Taking each line of the material in turn, count those with the string "Износ" and answer with the count alone.

Provided records:
════════════════════
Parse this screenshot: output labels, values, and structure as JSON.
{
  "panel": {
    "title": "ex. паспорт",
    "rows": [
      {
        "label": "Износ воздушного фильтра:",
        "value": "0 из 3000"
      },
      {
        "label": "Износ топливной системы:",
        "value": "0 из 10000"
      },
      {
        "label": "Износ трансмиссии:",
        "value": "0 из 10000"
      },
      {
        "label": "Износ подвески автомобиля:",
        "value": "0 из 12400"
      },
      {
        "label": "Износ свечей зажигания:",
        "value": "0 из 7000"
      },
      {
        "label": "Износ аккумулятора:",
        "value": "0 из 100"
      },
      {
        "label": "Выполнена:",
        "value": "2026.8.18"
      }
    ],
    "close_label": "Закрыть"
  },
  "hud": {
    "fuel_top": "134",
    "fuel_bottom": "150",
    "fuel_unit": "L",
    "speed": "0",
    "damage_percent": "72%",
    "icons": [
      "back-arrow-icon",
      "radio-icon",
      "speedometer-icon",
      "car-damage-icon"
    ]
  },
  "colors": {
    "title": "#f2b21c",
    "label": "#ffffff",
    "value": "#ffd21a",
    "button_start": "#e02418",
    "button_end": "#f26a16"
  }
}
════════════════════
Answer area: 6